There’s a new method on the table for repairing blood vessels damaged by ischemia, especially the smallest and most damaged vessels: 3D-printed patches “infused with cells” to grow the blood vessels back to their former glory, improving upon current approaches for mending blood vessels that have many known limitations.
"Therapeutic angiogenesis, when growth factors are injected to encourage new vessels to grow, is a promising experimental method to treat ischemia," explained Christopher Chen from the Boston University College of Engineering. "But in practice, the new branches that sprout form a disorganized and tortuous network that looks like sort of a hairball and doesn't allow blood to flow efficiently through it. We wanted to see if we could solve this problem by organizing them."
Blood vessels come in different sizes, and they connect to create a transportation network between the heart and the body’s tissues and cells, delivering oxygen and nutrients via blood. However, ischemia destroys blood vessels, preventing them from delivering their cargo, starving tissues and leading to conditions like heart attack, stroke, and gangrene.
In Chen’s new study, published in the journal Nature Biomedical Engineering, scientists created two patches designed to be coated with endothelial cells - cells that make up a thin layer lining blood vessels, called the endothelium. One patch’s endothelial cells were “pre-organized into a specific structure,” while the other patch was injected with cells lacking any organization structure at all. The results? The pre-organized structure of endothelial cells greatly improved the ability of the patch to treat ischemia.
"This pre-clinical work presents a novel approach to guide enhanced blood flow to specific areas of the body," explained Chen’s research partner C. Keith Ozaki, MD, FACS from Brigham and Women’s Hospital. "The augmented blood nourishment provides valuable oxygen to heal and functionally preserve vital organs such as the heart and limbs."
Chen and Ozaki relied on their collaboration with a Boston biomedical technology company called Innolign for their 3D-printing approach to optimize the patterns used to structure endothelial cells.
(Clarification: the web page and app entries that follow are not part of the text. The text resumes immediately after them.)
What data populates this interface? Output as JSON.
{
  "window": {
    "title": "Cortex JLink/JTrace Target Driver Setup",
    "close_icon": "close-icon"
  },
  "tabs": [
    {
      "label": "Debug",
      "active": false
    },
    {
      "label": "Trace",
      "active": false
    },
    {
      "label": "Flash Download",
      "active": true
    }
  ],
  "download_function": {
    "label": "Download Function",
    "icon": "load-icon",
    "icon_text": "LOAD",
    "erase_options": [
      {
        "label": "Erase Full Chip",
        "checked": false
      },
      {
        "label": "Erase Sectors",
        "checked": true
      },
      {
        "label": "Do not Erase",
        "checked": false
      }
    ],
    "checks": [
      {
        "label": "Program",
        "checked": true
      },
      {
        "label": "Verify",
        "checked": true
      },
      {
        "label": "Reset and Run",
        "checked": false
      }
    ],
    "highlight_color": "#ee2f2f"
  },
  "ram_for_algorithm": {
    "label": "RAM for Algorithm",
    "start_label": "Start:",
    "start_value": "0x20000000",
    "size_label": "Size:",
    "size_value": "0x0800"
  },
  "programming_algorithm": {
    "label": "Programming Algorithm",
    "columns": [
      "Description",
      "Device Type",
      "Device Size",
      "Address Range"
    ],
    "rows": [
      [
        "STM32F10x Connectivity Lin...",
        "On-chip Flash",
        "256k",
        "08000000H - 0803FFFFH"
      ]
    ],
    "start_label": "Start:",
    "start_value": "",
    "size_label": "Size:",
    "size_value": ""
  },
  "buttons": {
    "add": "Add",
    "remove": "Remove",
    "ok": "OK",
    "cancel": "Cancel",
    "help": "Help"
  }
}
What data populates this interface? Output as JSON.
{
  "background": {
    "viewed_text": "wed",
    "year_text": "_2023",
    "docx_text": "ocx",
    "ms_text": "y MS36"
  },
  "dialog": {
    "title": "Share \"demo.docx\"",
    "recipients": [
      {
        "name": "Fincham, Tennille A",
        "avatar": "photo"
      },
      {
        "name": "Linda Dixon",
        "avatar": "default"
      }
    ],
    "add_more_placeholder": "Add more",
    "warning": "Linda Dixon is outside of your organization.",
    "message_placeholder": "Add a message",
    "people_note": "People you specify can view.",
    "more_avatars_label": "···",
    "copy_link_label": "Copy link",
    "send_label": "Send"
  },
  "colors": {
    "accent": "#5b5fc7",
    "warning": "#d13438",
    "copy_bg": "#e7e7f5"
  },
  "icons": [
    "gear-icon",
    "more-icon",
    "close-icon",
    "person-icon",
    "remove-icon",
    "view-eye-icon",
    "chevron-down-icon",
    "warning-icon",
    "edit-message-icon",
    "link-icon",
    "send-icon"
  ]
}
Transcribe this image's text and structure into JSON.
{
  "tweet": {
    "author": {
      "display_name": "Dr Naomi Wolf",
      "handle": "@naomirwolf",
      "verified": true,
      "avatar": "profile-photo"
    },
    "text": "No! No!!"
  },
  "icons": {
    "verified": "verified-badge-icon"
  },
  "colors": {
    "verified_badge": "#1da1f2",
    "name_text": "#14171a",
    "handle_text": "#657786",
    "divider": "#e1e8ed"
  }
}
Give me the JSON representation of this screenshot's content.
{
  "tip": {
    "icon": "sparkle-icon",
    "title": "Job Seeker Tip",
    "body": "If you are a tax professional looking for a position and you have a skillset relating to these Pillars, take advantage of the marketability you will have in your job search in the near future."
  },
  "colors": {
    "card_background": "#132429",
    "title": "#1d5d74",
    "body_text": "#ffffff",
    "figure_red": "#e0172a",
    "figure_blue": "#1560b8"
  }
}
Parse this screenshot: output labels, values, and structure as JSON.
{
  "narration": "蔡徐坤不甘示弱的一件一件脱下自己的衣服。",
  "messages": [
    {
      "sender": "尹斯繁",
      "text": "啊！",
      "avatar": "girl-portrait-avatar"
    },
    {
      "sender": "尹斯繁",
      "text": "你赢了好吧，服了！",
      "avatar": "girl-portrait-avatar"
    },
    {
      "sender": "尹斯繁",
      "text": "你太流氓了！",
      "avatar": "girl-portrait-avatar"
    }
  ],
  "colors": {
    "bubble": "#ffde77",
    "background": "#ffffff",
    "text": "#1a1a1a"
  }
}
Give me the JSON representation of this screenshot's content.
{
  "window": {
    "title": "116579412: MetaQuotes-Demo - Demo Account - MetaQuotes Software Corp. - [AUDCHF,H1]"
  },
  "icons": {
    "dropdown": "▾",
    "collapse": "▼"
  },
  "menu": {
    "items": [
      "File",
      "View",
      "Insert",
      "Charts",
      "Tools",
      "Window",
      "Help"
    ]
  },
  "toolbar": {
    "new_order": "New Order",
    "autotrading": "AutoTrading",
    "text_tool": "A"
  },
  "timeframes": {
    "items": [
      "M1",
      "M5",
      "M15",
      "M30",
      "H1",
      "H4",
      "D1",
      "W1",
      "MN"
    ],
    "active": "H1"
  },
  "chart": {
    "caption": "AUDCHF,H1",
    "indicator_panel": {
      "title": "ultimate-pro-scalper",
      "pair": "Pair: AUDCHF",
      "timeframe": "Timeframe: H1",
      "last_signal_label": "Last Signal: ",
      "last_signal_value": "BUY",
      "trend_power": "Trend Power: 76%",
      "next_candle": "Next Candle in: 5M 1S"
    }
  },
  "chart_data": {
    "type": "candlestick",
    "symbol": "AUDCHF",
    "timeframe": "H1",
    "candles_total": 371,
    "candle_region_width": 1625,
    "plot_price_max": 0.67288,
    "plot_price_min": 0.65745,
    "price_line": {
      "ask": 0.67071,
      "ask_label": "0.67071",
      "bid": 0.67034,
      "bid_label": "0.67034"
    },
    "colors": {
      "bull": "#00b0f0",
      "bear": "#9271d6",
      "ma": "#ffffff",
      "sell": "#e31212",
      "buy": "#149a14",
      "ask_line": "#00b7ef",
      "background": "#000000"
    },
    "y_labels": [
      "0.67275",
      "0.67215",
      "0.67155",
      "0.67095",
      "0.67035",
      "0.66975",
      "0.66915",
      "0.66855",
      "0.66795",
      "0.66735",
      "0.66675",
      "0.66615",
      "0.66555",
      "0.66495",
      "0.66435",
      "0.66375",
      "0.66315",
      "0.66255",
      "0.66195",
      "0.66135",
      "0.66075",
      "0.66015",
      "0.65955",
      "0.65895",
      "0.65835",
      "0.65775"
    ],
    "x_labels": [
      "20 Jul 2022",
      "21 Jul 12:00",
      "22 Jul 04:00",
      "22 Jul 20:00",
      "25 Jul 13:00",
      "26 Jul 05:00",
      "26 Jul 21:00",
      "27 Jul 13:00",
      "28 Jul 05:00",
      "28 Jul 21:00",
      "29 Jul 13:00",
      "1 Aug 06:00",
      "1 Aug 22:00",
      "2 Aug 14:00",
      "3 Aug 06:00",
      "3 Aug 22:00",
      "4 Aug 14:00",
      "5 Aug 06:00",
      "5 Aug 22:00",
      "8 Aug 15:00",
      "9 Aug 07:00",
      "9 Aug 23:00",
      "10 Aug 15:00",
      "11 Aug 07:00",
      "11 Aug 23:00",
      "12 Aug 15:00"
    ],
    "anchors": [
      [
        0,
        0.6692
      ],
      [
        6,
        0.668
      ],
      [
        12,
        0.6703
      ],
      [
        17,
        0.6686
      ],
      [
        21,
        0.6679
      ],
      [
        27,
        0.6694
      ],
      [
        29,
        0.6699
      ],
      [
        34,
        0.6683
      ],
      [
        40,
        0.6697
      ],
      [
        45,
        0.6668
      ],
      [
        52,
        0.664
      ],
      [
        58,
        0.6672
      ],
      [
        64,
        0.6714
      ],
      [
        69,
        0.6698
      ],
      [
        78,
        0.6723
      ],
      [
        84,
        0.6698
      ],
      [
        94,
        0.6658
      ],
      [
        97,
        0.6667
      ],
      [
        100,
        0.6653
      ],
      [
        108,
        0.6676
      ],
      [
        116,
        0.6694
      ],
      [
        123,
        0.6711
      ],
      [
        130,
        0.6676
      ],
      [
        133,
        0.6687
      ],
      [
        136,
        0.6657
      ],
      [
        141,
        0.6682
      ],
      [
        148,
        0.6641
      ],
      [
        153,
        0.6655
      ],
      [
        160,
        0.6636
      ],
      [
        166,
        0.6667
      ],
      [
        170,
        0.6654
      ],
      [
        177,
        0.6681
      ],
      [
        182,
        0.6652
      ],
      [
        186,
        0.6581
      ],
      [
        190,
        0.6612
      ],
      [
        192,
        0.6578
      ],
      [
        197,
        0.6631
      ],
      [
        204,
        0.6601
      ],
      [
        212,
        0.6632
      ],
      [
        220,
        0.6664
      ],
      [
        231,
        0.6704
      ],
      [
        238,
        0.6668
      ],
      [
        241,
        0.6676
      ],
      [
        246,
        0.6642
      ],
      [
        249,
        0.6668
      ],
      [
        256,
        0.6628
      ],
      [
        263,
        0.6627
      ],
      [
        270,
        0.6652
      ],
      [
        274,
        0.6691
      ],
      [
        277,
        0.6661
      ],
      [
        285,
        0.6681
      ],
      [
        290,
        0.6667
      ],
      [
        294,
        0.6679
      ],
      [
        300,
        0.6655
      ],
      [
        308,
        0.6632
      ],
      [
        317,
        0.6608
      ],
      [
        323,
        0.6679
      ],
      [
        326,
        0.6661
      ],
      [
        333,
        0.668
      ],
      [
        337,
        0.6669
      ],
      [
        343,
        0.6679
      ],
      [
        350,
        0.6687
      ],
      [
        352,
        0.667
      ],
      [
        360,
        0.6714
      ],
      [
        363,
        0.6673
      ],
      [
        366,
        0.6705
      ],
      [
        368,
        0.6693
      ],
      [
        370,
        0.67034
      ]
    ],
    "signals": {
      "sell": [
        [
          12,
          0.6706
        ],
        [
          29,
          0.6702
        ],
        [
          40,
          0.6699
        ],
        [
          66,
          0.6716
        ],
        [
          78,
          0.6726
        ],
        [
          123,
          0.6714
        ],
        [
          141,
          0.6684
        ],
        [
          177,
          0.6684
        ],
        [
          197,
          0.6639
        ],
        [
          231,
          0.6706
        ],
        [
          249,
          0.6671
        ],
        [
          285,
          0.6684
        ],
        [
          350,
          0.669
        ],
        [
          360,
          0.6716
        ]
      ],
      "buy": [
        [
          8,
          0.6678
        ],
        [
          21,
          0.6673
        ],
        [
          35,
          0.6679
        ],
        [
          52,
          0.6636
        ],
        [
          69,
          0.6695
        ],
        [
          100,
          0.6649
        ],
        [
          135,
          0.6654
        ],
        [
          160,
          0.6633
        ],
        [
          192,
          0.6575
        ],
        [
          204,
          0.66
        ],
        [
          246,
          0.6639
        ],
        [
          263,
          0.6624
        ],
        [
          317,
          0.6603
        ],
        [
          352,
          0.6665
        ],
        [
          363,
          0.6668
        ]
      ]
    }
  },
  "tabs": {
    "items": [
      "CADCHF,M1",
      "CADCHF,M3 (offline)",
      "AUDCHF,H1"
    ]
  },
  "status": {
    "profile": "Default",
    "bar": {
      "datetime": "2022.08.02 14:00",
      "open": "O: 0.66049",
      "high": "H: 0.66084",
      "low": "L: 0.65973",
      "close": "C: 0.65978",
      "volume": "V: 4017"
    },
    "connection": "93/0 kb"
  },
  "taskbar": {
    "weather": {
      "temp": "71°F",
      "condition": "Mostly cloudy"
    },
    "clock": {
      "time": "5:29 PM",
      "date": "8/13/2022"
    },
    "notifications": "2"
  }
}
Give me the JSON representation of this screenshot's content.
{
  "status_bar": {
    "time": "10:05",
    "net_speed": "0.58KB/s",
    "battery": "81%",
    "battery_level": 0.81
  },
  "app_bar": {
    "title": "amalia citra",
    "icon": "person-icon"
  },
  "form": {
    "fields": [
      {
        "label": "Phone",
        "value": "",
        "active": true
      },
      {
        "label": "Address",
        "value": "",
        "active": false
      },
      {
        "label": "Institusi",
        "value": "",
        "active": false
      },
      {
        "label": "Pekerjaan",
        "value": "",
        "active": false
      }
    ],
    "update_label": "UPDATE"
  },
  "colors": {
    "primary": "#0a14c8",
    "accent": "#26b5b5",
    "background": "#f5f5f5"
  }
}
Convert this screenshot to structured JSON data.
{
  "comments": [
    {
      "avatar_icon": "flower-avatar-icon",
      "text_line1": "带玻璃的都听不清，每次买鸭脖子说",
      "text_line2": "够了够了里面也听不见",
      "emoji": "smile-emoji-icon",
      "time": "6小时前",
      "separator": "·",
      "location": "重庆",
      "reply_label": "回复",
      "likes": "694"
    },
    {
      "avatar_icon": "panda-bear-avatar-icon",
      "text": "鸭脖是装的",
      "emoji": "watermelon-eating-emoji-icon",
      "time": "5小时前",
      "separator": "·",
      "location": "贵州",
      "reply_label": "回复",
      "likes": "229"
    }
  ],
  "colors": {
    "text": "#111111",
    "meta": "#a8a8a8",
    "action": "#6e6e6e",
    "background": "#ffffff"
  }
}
"One of the questions we were trying to answer is whether or not architecture of the implant mattered, and this showed us that yes, it does, which is why our unique approach using a 3D printer was important," Chen explained. "The pre-organized architecture of the patch helped to guide the formation of new blood vessels that seemed to deliver sufficient blood to the downstream tissue.”
Chen and his team will continue to study the possibility of implementing these experimental patches to treat ischemia. Once they optimize the scalability of the patches and experiment with different cell structures, Chen plans on developing the patches for use in human cases of ischemia.
The present study was published in the journal Nature Biomedical Engineering.